**PROBLEM DESCRIPTION**
Look below and pull out each line with the word "Facturer".

**THE RECORDS**
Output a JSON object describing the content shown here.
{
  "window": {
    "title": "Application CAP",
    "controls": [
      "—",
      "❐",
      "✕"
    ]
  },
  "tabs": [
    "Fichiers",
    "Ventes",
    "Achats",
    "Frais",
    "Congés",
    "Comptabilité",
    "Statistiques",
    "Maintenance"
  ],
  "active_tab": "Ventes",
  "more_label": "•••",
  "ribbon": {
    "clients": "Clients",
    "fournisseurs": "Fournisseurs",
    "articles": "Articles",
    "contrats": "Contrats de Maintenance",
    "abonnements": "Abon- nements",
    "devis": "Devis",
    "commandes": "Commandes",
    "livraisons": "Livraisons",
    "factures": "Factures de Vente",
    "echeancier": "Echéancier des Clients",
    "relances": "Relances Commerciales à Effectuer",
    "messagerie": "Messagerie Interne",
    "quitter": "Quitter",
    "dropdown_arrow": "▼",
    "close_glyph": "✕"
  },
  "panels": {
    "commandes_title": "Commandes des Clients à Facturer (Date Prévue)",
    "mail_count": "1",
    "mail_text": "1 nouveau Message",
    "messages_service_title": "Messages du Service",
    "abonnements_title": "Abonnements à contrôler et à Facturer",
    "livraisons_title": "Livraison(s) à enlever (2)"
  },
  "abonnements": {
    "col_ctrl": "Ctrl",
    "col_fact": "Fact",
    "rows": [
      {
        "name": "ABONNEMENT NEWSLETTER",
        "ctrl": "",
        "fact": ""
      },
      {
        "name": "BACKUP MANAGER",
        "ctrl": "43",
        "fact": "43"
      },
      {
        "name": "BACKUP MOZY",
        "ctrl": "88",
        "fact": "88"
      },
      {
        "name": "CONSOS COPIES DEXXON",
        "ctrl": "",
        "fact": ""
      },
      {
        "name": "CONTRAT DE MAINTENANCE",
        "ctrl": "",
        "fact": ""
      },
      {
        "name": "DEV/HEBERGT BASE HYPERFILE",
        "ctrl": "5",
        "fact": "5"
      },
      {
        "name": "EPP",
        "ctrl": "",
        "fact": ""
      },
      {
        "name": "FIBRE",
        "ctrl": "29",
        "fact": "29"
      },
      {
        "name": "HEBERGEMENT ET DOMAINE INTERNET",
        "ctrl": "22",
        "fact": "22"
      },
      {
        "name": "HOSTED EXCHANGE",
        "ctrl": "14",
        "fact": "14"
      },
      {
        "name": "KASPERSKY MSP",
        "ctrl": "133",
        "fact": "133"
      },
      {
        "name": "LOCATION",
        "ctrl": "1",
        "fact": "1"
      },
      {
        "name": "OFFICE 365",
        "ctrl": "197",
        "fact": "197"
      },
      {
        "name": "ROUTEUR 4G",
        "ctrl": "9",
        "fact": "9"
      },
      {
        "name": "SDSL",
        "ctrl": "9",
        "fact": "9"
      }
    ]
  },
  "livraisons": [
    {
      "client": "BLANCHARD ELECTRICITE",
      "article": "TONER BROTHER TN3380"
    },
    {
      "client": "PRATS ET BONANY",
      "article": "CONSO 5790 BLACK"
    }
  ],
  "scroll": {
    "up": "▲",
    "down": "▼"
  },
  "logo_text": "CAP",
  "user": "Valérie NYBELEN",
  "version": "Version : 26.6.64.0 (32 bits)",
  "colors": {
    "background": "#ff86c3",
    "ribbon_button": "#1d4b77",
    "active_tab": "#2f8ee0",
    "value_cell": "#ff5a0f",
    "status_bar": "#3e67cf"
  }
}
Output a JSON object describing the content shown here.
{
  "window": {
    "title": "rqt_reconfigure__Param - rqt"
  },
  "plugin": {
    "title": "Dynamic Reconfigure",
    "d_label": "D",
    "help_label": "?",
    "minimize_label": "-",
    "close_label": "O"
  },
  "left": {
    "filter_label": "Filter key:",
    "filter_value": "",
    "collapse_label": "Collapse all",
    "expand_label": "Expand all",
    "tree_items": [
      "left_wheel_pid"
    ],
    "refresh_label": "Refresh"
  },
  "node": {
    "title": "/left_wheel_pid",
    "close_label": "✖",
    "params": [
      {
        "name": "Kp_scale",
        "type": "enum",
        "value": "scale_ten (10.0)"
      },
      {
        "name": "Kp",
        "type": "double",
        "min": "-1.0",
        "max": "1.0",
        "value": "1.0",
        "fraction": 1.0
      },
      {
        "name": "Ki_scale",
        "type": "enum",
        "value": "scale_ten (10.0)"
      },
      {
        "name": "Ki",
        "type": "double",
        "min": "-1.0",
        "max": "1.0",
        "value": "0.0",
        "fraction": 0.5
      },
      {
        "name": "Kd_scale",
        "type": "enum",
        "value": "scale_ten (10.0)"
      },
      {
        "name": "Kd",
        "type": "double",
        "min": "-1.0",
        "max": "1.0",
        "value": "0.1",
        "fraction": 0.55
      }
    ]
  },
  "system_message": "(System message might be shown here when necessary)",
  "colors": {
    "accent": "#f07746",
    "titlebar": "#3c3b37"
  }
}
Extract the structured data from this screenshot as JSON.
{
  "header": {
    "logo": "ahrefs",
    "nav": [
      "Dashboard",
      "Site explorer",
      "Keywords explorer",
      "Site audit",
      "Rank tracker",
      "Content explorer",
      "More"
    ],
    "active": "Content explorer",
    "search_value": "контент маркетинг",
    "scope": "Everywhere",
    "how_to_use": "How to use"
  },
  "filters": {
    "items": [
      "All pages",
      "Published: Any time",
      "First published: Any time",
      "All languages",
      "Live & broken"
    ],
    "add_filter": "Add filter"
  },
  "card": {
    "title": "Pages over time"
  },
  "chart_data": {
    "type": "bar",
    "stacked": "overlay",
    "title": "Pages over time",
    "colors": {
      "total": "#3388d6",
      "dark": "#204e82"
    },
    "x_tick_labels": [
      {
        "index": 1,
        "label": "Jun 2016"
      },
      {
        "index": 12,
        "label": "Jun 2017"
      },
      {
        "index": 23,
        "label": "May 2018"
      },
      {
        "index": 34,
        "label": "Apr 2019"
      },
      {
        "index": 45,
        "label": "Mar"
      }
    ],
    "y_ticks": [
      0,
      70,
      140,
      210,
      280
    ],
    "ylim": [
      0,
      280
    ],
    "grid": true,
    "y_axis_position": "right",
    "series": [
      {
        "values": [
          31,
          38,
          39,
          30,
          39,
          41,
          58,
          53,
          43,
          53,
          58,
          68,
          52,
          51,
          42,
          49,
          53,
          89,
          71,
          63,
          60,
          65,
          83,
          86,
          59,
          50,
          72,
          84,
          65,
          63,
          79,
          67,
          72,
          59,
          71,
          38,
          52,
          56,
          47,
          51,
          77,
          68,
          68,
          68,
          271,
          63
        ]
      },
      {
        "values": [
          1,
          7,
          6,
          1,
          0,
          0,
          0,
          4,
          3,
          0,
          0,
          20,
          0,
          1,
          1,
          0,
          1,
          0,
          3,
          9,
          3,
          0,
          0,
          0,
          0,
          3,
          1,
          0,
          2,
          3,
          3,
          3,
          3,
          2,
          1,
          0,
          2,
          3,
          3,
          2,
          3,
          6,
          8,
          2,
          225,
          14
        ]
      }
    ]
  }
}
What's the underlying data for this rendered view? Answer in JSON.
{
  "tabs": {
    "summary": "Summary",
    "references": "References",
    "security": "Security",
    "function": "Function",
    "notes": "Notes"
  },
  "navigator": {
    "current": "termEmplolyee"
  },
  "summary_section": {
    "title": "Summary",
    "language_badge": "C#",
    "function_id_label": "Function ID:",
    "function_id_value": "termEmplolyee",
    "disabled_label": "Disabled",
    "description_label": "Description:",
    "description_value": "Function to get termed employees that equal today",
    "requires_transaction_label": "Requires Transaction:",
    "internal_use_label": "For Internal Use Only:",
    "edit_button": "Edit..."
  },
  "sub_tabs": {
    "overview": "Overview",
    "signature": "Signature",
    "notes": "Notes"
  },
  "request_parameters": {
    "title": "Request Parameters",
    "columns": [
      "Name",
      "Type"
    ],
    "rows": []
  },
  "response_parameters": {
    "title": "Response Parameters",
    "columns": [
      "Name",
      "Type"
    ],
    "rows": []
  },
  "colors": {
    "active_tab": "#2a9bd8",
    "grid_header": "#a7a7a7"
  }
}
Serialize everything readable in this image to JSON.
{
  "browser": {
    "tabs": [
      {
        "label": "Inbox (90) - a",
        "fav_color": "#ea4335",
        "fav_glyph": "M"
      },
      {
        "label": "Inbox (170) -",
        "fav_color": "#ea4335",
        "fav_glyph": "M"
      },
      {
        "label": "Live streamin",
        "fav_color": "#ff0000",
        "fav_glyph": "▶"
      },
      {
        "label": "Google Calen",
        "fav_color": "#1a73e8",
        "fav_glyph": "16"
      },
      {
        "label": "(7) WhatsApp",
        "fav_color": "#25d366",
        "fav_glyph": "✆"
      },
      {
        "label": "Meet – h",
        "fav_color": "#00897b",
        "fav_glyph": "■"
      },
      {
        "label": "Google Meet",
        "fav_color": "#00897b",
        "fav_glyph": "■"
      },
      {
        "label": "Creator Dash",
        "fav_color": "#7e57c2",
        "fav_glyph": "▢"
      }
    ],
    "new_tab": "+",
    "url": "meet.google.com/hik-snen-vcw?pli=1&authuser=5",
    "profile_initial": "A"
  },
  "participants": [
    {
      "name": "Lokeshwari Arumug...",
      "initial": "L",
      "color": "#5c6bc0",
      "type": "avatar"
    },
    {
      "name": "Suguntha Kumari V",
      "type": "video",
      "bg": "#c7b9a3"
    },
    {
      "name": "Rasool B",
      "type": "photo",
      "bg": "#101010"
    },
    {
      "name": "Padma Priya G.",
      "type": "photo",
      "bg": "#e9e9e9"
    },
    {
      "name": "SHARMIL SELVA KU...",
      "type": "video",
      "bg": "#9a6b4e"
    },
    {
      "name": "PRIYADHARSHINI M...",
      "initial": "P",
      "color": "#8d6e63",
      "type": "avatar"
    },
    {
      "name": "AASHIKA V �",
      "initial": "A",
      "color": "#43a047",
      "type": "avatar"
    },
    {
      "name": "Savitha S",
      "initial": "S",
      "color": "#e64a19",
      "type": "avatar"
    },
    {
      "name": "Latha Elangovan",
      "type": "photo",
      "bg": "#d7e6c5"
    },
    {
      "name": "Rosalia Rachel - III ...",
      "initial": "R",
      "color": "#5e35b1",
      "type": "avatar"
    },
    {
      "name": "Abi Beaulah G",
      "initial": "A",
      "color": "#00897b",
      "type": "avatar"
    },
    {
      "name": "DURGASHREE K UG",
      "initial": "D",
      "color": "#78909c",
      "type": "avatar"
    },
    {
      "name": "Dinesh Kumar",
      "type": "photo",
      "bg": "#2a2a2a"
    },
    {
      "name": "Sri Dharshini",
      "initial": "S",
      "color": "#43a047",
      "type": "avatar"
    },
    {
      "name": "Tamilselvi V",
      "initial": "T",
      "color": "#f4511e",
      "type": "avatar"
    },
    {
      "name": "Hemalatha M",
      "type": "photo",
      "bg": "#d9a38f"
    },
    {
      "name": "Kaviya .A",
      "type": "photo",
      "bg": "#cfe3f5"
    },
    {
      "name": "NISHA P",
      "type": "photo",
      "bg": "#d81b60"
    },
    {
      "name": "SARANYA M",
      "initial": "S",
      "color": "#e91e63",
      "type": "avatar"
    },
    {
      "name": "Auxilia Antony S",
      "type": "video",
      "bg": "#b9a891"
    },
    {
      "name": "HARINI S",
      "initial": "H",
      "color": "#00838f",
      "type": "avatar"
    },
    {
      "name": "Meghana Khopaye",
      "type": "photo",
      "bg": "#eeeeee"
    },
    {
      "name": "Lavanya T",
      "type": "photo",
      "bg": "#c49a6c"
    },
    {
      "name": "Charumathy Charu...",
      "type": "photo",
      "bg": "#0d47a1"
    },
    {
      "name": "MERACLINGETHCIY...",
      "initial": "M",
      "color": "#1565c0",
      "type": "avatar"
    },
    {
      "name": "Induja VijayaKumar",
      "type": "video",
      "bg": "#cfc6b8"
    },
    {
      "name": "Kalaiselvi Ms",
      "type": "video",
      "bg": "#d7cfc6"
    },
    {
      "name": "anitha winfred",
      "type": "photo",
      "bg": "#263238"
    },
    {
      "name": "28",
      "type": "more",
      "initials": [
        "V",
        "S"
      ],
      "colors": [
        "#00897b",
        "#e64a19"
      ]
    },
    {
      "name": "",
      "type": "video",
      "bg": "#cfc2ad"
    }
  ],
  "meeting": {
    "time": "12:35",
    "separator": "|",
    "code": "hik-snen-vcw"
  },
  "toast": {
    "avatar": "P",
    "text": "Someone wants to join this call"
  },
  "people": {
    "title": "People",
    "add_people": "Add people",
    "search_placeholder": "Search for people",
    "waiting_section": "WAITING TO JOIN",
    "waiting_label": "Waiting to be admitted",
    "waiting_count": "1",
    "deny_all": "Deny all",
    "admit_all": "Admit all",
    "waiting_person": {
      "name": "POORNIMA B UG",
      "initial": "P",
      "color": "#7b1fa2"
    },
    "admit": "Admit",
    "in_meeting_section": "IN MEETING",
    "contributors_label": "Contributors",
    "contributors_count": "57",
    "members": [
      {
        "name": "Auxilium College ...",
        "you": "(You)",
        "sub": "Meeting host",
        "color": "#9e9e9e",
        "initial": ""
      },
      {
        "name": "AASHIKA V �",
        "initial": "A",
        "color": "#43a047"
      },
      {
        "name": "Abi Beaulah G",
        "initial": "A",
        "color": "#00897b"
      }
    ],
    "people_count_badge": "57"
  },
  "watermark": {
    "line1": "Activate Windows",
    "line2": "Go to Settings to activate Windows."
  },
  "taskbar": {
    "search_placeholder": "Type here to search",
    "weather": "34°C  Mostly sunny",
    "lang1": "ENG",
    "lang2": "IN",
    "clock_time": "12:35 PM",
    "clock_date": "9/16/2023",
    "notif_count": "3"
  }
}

**RESULT OF THIS TASK**
    "commandes_title": "Commandes des Clients à Facturer (Date Prévue)",
    "abonnements_title": "Abonnements à contrôler et à Facturer",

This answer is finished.